→ **WORK ITEM**:
Filter the records below and copy every line containing the word "data".
┄┄┄┄┄┄
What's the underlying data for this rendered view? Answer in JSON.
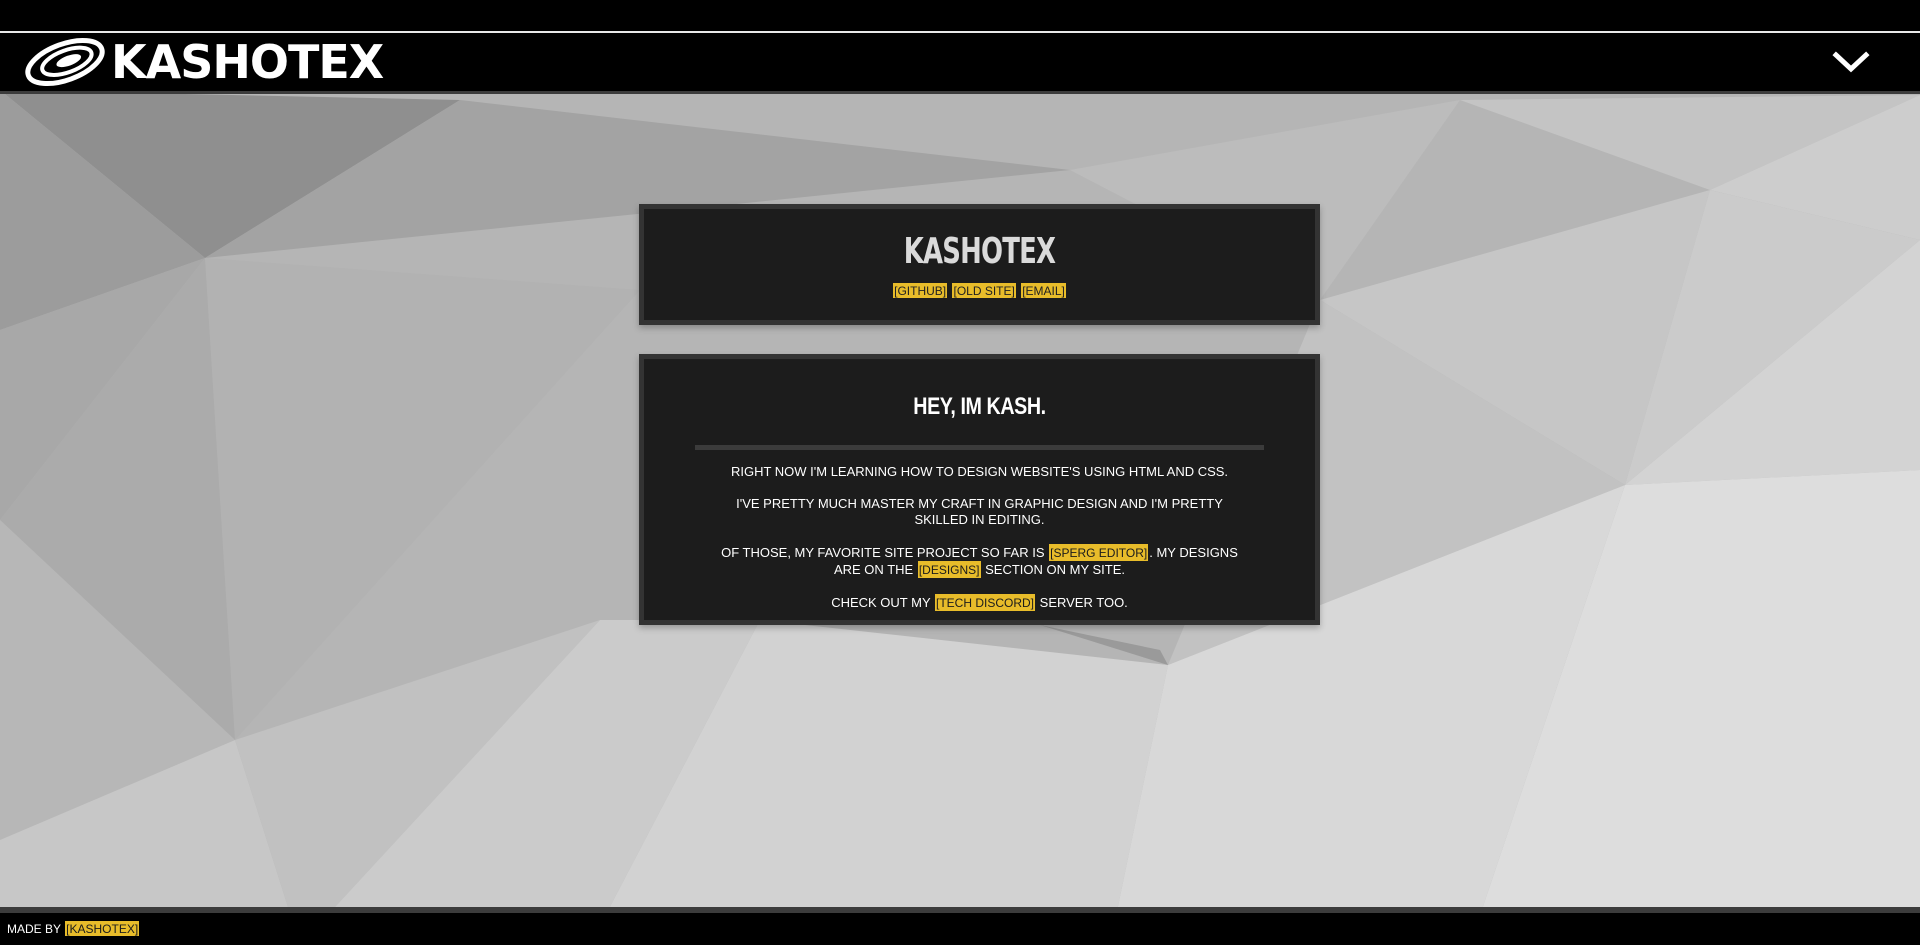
{
  "header": {
    "logo_text": "KASHOTEX",
    "logo_icon": "galaxy-icon",
    "menu_icon": "chevron-down-icon"
  },
  "intro_card": {
    "title": "KASHOTEX",
    "links": [
      "[GITHUB]",
      "[OLD SITE]",
      "[EMAIL]"
    ]
  },
  "about_card": {
    "heading": "HEY, IM KASH.",
    "p1": "RIGHT NOW I'M LEARNING HOW TO DESIGN WEBSITE'S USING HTML AND CSS.",
    "p2": "I'VE PRETTY MUCH MASTER MY CRAFT IN GRAPHIC DESIGN AND I'M PRETTY SKILLED IN EDITING.",
    "p3_before": "OF THOSE, MY FAVORITE SITE PROJECT SO FAR IS ",
    "p3_link1": "[SPERG EDITOR]",
    "p3_middle": ". MY DESIGNS ARE ON THE ",
    "p3_link2": "[DESIGNS]",
    "p3_after": " SECTION ON MY SITE.",
    "p4_before": "CHECK OUT MY ",
    "p4_link": "[TECH DISCORD]",
    "p4_after": " SERVER TOO."
  },
  "footer": {
    "made_by": "MADE BY ",
    "author_link": "[KASHOTEX]"
  },
  "colors": {
    "accent": "#e8bc2a",
    "card_bg": "#1c1c1c",
    "card_border": "#333333",
    "bar_bg": "#000000"
  }
}
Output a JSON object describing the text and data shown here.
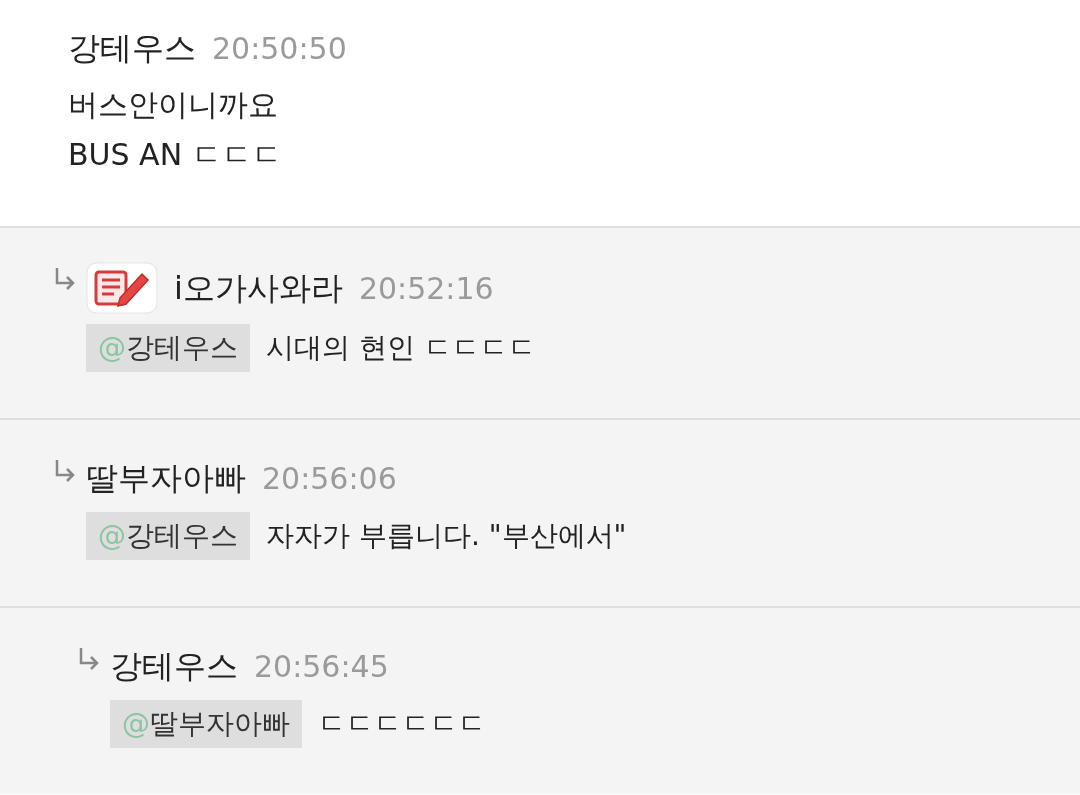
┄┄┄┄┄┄
→ **EXERCISE OUTPUT**:
What's the underlying data for this rendered view? Answer in JSON.
Output a JSON object describing the text and data shown here.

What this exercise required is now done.